With small quarters comes plenty of noise. I quite liked the lively atmosphere Petit Trois. The hustle and bustle surrounded me that I soon felt a little claustrophobic. Then my slight anxiety settled a bit when I got the menu to look at the offerings. It’s a tiny 8-item menu of savory and sweets. The handful of French Bistro classics are a Green Bean Salad ($14), Steak Tartare ($19), a Chicken Leg ($29), an Omelette ($14), and Steak Frites ($49). The French dessert selections are a French Cheese plate ($12), Chocolate Cake ($10), or a Napoleon ($10).  

The Cocktail menu was impressive as are the modest French beer and wine selections. I gravitated for a glass of the 2012 Bourgogne Rouge, Roland Thevenin (a Pinot Noir from Burgundy, France)  to start off my evening. I freakin’ love Bourgogne’s and I figured it will go well with the Steak Tartare and the Steak Frites.   As a matter of fact, my wine did pair nicely with my dinner choices. 

After placing my orders, I got iced cold water and baguette to nibble on. That one bite of the French Baguette was surreal.  If I was shackled and thrown into some medieval prison cell for stealing, I hope that it is THIS bread that eat for the rest of my life. I love the French Baguette. It has a wonderful almost toasty caramel flavor. It’s also crusty, but not too hard to chew on and it tastes perfect without any butter. With good bread making my first impression I felt there was hope in the quality of food. Like watching the star chef cooking in reality cooking shows, Chef Ludo’s food is not always executed perfectly. 
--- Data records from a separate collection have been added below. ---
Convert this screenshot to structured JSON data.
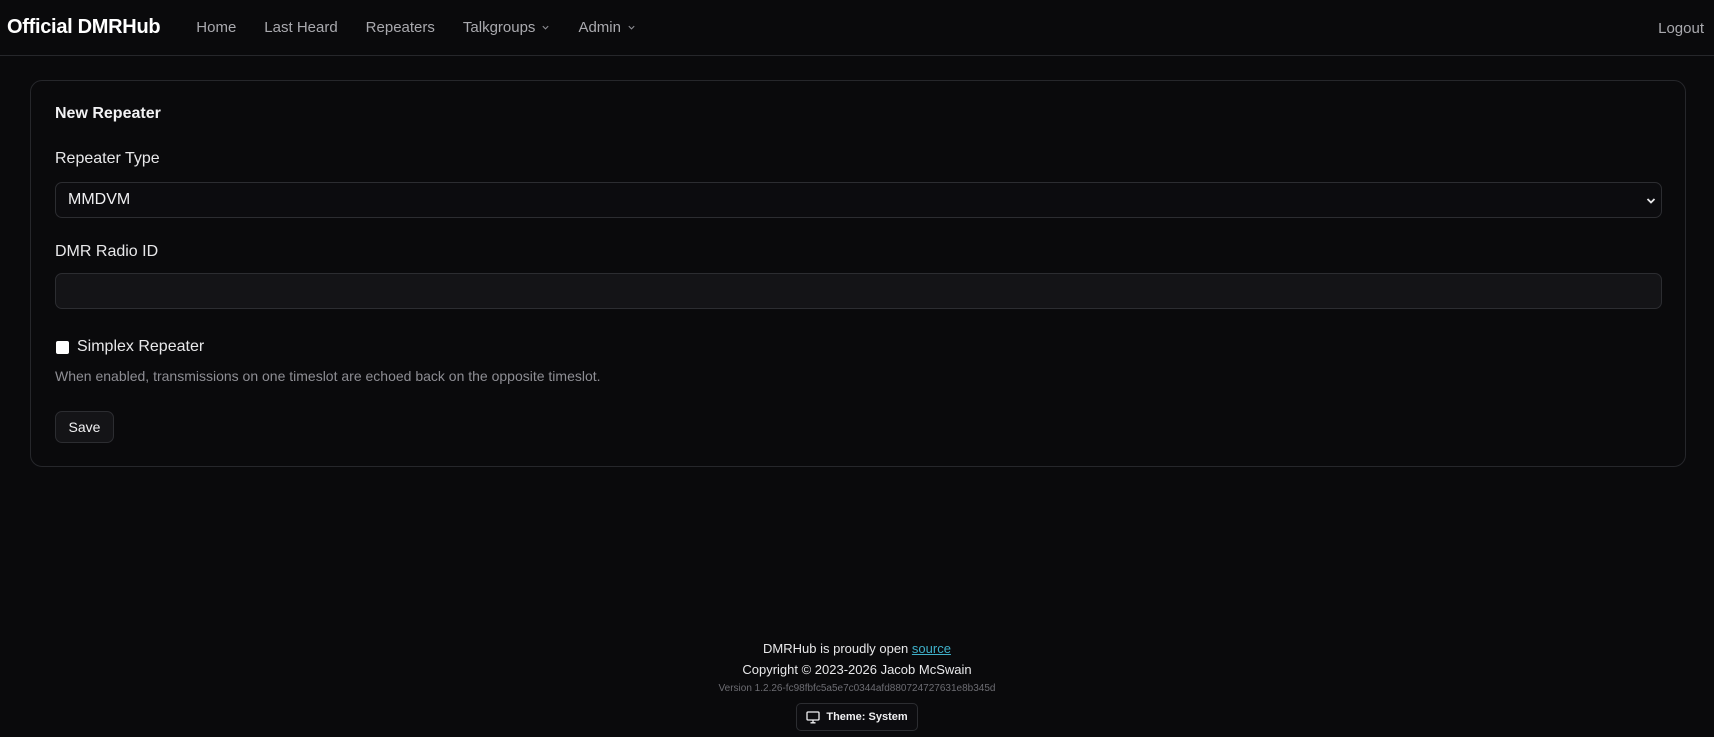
{
  "nav": {
    "brand": "Official DMRHub",
    "items": [
      {
        "label": "Home",
        "has_dropdown": false
      },
      {
        "label": "Last Heard",
        "has_dropdown": false
      },
      {
        "label": "Repeaters",
        "has_dropdown": false
      },
      {
        "label": "Talkgroups",
        "has_dropdown": true
      },
      {
        "label": "Admin",
        "has_dropdown": true
      }
    ],
    "logout": "Logout"
  },
  "form": {
    "title": "New Repeater",
    "repeater_type_label": "Repeater Type",
    "repeater_type_value": "MMDVM",
    "radio_id_label": "DMR Radio ID",
    "radio_id_value": "",
    "simplex_label": "Simplex Repeater",
    "simplex_checked": false,
    "simplex_help": "When enabled, transmissions on one timeslot are echoed back on the opposite timeslot.",
    "save_label": "Save"
  },
  "footer": {
    "open_source_text": "DMRHub is proudly open",
    "source_link": "source",
    "copyright": "Copyright © 2023-2026 Jacob McSwain",
    "version": "Version 1.2.26-fc98fbfc5a5e7c0344afd880724727631e8b345d",
    "theme_label": "Theme: System"
  },
  "colors": {
    "background": "#0a0a0c",
    "link": "#3fb0c9",
    "border": "#26272b"
  },
  "icons": {
    "dropdown": "chevron-down-icon",
    "theme": "monitor-icon"
  }
}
A few minutes later, Chef Ludo dropped off my Steak Tartare (pictured above). I loved it, but didn’t like the choice of bread that accompanied it. By itself, the Steak Tartare was delicious! The raw minced meat had a nice bright taste of fennel fronds or dill. The grilled sliced piece of French Country bread was plain ghastly. It was sliced way too thick and tasted like the gas grill that it was grilled on. I especially didn’t like that it was not toasted, but grilled. I felt that the Steak Tartare tasted the best with the light textured and very flavorful French Baguette that I still had in my bread basket. Thank goodness I had plenty of it.


The biggest disappointment was the Steak Frites. I loved that the sauce was rich flavorful French Onion soup. The sauce was divine; however, my steak was served cold. Yes, this steak was poorly executed.  If I had to change something about this dish, I would change the cut of the steak to a nice rib-eye cooked medium rare. At least a rib-eye steak has plenty of flavor and would accompany that nice French Onion soup sauce wonderfully. 
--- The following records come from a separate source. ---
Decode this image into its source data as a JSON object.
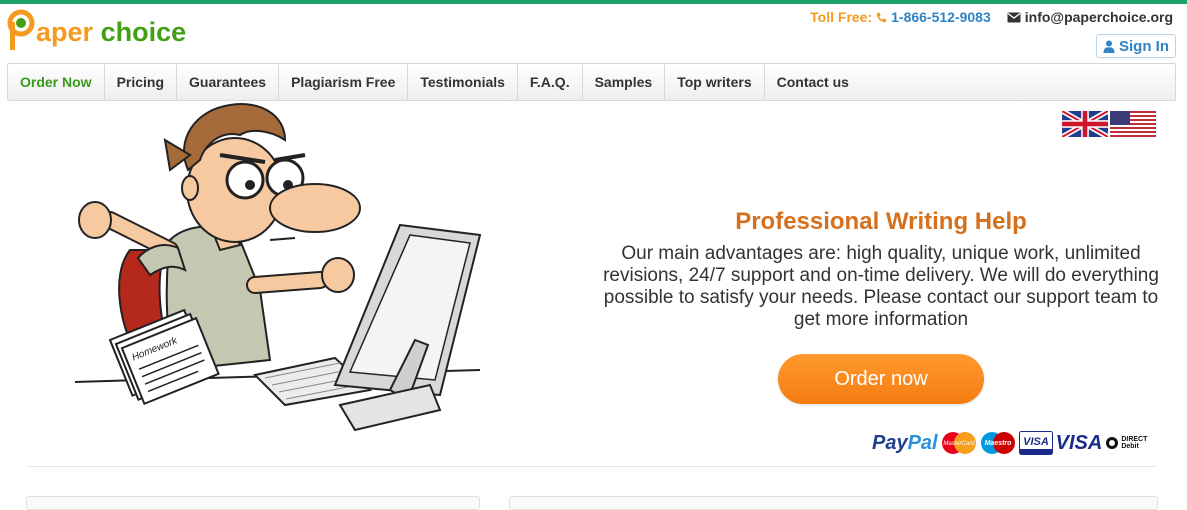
{
  "brand": {
    "logo_part1": "aper",
    "logo_part2": "choice",
    "accent": "#f59a1e",
    "green": "#43a014"
  },
  "contact": {
    "toll_free_label": "Toll Free:",
    "phone": "1-866-512-9083",
    "phone_icon": "phone-icon",
    "email": "info@paperchoice.org",
    "email_icon": "envelope-icon"
  },
  "signin": {
    "label": "Sign In",
    "icon": "user-icon"
  },
  "nav": {
    "items": [
      {
        "label": "Order Now"
      },
      {
        "label": "Pricing"
      },
      {
        "label": "Guarantees"
      },
      {
        "label": "Plagiarism Free"
      },
      {
        "label": "Testimonials"
      },
      {
        "label": "F.A.Q."
      },
      {
        "label": "Samples"
      },
      {
        "label": "Top writers"
      },
      {
        "label": "Contact us"
      }
    ],
    "active_color": "#3b9a1a"
  },
  "flags": {
    "uk_icon": "uk-flag-icon",
    "us_icon": "us-flag-icon"
  },
  "hero": {
    "title": "Professional Writing Help",
    "description": "Our main advantages are: high quality, unique work, unlimited revisions, 24/7 support and on-time delivery. We will do everything possible to satisfy your needs. Please contact our support team to get more information",
    "cta": "Order now",
    "illustration_label": "Homework",
    "title_color": "#d5701d",
    "cta_color": "#f47c12"
  },
  "payments": {
    "paypal_part1": "Pay",
    "paypal_part2": "Pal",
    "mastercard": "MasterCard",
    "maestro": "Maestro",
    "visa_electron": "VISA",
    "visa": "VISA",
    "direct_debit_line1": "DIRECT",
    "direct_debit_line2": "Debit"
  }
}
The final disappointment was the Napoleon. The puff pastry had a nice light texture, but it was too dry and flaky like it was in the oven longer than expected. Vanilla custard filling was missing the sugar as it was not sweet enough. Overall, this dessert needed to be sweeter. 

I don’t know….I mean, I really don’t know what to else to say about Petit Trois other than my whole dining experience there was a big disappointment. I love Chef Ludo Lefebvre and I am fully aware of his culinary talents. I also love that there is another restaurant that features Chef Ludo’s way of cooking. However, this time around, his food didn’t excite me as there was only a few hits and way too many misses. 

Petit Trois

718 HIghland Avenue

Los Angeles, CA